than asteroids, they make their presence known to us in a dramatic
and beautiful way when they enter earth's atmosphere and burn up,
producing a short glowing trail in the night sky, rarely lasting more
than a second or two -- a meteor. Most meteoroids are completely
destroyed at altitudes between 80 and 110 km, but some of the
bigger ones make it to the ground. Here they may be collected as

Many meteoroids originate as fragments of asteroids and appear to
be unaltered since the formation of the Solar System, some 4500
million years ago. Based on the peculiar composition of some
meteorites, we know that a small fraction of meteoroids originate
from the Moon, Mars or the large asteroid Vesta. They obviously
result from major impacts on these bodies which blasted rock
fragments into space. These fragments then orbit the Sun and may
eventually collide with the Earth.
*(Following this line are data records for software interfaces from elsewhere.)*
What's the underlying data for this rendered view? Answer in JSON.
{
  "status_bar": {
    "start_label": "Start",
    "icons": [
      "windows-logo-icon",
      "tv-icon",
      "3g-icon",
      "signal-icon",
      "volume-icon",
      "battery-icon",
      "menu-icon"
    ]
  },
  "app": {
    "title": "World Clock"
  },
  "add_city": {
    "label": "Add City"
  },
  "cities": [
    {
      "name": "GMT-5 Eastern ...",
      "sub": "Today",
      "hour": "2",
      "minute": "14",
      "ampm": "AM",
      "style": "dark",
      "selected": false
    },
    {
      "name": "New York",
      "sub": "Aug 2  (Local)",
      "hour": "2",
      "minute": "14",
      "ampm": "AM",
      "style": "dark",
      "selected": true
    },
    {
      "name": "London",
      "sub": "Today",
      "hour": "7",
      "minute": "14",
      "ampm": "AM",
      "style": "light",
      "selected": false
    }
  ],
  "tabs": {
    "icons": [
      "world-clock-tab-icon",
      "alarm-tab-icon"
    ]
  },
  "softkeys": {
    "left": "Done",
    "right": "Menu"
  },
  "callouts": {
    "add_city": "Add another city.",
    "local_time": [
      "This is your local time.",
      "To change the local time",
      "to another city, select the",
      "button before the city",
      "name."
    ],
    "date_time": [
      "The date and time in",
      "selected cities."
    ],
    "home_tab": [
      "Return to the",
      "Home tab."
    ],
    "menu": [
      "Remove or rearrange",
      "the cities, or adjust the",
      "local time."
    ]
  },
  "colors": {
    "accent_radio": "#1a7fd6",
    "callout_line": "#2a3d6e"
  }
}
Comets are another important source of meteoroids and perhaps
the most spectacular. After many visits near the Sun, a comet
"dirty-snowball" nucleus of ice and dust decays and fragments,
leaving a trail of meteoroids along its orbit. Some "meteoroid
streams" cross the earth's orbit and when our planet passes
through them, some of these particles will enter the atmosphere.
The outcome is a meteor shower -- the most famous being the
"Perseids" in the month of August [2] and the "Leonids" in

Thus, although meteors are referred to as "shooting" or "falling
stars" in many languages, they are of a very different nature.

More information

The research presented in this paper is published in the journal
Meteoritics and Planetary Science, Vol. 39, Nr. 4, p. 1, 2004
("Spectroscopic anatomy of a meteor trail cross section with the
ESO Very Large Telescope", by P. Jenniskens et al.).


[1] The team is composed of Peter Jenniskens (SETI Institute,
USA), Emmanu?l Jehin (ESO), Remi Cabanac (Pontificia
Universidad Catolica de Chile), Christophe Laux (Ecole Centrale de
Paris, France), and Iain Boyd (University of Michigan, USA).

[2] The maximum of the Perseids is expected on August 12 after
sunset and should be easily seen.
Received on Fri 30 Jul 2004 12:31:01 PM PDT

Help support this free mailing list:

Yahoo MyWeb